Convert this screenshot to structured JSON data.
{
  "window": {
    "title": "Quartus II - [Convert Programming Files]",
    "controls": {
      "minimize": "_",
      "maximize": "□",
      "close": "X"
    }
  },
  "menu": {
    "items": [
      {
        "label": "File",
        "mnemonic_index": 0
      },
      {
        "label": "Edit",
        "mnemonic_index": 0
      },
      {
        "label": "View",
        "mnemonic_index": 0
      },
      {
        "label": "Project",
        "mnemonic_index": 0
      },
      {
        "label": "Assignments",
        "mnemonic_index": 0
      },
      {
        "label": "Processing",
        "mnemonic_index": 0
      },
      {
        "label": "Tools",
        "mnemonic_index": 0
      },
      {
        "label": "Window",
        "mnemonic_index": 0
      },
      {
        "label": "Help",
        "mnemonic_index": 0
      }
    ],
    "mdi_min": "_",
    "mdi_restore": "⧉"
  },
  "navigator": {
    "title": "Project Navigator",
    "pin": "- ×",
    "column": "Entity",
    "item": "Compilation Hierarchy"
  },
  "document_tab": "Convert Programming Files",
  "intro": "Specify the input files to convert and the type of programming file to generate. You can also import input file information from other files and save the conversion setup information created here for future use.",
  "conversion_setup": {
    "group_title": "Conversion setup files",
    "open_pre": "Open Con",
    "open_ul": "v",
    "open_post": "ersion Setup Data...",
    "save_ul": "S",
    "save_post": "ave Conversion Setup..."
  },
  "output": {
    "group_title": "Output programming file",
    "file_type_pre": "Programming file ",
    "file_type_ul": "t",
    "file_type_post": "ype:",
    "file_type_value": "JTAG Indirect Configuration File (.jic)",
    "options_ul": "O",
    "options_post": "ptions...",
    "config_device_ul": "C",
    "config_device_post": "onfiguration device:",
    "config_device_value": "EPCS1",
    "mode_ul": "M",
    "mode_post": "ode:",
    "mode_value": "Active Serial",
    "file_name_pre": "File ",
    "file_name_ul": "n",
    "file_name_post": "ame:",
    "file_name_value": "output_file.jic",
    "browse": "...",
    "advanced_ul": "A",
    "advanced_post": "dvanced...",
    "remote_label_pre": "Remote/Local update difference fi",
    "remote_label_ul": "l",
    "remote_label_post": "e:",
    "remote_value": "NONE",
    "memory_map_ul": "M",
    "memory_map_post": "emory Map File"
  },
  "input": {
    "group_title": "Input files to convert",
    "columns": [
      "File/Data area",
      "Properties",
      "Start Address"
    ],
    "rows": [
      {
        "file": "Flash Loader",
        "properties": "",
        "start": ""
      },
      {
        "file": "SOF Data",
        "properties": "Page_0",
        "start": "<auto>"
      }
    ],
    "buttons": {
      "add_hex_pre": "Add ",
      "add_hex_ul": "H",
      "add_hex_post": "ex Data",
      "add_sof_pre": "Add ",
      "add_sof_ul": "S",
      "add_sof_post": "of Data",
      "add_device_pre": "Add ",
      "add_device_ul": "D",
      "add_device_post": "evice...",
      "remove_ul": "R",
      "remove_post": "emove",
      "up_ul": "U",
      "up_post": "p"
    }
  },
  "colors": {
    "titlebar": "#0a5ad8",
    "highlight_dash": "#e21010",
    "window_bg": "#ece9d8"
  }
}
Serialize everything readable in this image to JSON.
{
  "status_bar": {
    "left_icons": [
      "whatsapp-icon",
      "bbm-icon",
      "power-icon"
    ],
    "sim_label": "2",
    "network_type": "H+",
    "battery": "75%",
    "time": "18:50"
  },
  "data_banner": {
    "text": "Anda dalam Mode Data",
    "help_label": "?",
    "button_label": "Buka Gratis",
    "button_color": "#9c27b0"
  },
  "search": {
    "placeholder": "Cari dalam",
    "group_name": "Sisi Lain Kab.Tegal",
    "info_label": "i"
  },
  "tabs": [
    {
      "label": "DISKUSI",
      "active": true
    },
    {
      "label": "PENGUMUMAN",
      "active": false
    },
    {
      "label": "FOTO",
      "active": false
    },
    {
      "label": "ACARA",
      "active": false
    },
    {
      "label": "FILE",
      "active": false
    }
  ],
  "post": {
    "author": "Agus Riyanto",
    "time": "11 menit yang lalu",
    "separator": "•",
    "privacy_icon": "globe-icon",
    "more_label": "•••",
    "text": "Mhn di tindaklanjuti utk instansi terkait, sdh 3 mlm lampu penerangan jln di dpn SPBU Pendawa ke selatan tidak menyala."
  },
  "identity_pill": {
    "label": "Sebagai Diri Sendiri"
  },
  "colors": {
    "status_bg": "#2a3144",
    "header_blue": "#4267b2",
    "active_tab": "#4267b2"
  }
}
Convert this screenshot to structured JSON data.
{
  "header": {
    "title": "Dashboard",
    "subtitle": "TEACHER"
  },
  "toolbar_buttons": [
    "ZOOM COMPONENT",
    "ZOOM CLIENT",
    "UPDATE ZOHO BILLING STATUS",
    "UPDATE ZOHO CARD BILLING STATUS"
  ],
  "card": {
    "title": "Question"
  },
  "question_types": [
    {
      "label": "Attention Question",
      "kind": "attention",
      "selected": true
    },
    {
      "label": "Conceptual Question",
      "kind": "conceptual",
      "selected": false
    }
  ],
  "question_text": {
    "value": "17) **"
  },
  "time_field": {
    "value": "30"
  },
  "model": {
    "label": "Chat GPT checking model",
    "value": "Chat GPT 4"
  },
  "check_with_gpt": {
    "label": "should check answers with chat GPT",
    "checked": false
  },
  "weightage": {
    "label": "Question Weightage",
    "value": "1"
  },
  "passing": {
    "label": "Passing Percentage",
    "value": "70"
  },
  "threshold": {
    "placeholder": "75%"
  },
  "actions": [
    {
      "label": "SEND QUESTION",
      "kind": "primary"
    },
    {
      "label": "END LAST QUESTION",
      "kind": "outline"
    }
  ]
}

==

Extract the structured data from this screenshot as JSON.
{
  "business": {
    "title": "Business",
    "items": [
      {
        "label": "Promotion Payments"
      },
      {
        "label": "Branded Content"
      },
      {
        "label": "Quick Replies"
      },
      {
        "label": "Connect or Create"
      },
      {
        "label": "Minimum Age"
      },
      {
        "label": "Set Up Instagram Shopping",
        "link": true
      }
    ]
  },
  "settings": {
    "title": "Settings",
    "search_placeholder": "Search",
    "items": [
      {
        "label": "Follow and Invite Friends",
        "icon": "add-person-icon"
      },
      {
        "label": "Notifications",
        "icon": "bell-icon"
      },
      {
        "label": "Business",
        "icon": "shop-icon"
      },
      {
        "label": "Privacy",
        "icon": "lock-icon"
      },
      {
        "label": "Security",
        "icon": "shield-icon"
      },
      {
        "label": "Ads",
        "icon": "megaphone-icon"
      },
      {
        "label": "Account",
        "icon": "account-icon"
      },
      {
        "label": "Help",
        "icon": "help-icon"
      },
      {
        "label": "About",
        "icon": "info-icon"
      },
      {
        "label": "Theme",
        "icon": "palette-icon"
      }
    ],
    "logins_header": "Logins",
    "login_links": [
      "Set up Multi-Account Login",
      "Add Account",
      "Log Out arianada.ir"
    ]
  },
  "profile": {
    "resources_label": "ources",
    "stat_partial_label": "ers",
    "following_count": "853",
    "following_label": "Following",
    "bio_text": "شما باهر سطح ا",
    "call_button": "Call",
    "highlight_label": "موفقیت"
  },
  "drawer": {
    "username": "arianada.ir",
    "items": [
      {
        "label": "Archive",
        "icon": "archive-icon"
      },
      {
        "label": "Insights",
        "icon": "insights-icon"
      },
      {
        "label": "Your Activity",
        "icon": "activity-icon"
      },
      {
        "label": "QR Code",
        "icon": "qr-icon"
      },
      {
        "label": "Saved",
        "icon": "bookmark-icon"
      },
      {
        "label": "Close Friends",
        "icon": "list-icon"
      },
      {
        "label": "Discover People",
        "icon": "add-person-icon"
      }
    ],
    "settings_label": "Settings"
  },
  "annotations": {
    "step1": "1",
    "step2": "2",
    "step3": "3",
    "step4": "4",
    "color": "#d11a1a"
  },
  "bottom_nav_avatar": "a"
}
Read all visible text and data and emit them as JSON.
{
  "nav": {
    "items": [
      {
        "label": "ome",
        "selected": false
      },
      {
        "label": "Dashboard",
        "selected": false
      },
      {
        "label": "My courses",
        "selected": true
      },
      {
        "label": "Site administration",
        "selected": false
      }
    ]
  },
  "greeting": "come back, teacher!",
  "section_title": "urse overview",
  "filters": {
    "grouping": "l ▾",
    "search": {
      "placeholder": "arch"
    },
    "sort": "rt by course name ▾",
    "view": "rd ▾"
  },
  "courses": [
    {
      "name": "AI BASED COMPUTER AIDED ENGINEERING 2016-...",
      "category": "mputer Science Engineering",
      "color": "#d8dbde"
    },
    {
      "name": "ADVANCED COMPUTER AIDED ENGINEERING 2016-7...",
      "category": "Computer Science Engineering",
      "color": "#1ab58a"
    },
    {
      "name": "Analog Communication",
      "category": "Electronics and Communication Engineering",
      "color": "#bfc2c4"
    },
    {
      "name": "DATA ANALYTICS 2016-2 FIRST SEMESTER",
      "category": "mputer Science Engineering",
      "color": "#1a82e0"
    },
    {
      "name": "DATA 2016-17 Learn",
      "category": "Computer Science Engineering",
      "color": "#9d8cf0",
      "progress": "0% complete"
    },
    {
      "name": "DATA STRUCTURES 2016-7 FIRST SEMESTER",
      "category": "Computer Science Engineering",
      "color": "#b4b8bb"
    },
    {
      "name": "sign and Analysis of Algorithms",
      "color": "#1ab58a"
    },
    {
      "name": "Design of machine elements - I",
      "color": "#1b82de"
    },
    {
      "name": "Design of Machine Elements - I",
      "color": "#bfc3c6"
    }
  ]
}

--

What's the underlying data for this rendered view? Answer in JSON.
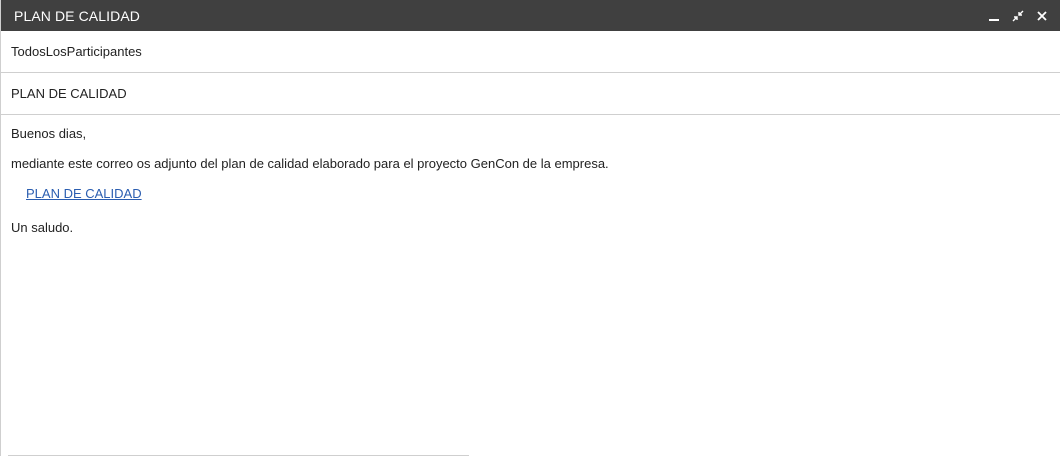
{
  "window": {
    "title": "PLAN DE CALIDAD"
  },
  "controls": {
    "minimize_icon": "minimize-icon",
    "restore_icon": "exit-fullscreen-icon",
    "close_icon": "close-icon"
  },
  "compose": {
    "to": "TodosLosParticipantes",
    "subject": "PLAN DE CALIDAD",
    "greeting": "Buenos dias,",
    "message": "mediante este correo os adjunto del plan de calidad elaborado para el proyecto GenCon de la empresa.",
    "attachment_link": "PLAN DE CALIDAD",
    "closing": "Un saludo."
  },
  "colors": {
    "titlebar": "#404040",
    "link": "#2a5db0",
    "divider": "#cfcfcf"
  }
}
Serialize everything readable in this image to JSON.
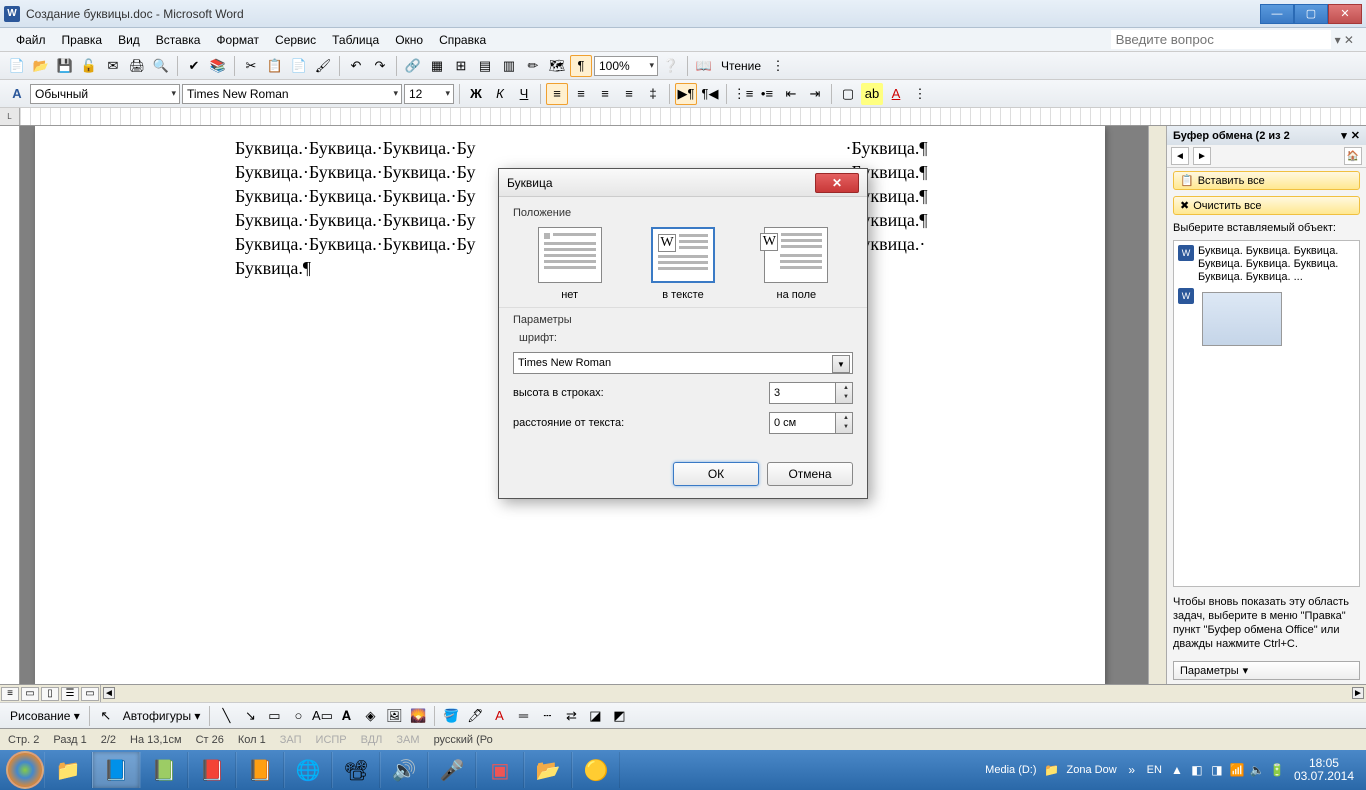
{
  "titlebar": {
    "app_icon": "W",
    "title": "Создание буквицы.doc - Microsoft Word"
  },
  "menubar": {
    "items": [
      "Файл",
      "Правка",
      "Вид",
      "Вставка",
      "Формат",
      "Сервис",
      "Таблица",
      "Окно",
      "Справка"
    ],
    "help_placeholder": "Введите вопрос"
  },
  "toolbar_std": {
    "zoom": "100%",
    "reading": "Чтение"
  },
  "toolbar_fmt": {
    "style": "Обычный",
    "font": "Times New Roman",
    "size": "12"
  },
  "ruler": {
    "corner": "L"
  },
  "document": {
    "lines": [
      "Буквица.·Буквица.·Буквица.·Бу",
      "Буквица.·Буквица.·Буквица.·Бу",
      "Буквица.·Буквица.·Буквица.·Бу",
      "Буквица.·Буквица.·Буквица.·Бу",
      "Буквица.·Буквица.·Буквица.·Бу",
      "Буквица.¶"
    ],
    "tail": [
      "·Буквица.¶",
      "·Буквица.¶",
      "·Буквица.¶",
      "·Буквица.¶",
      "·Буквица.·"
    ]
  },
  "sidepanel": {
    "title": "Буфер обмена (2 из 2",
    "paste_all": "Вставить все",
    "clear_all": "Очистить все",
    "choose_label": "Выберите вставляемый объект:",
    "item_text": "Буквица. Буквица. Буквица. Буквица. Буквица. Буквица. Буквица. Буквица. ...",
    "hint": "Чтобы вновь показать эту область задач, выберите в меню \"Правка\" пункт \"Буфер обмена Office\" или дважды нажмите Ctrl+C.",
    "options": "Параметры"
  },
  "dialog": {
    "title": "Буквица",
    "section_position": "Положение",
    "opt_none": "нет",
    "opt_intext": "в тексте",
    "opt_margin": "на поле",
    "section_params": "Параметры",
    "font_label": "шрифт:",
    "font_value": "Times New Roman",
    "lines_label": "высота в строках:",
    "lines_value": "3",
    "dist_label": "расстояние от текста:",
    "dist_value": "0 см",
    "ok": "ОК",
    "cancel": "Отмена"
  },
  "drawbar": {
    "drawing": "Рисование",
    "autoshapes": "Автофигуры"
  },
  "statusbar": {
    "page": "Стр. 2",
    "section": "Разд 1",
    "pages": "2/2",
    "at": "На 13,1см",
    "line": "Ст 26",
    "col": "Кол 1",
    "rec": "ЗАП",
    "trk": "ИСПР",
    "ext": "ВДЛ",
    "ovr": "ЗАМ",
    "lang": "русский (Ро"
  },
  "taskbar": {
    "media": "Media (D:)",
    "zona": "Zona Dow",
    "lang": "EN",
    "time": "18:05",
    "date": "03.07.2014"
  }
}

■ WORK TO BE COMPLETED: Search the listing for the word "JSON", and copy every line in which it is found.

■ TASK RESPONSE:
Convert this screenshot to structured JSON data.
Serialize everything readable in this image to JSON.
Convert this screenshot to structured JSON data.
Extract the structured data from this screenshot as JSON.
Read all visible text and data and emit them as JSON.
What's the underlying data for this rendered view? Answer in JSON.
Serialize everything readable in this image to JSON.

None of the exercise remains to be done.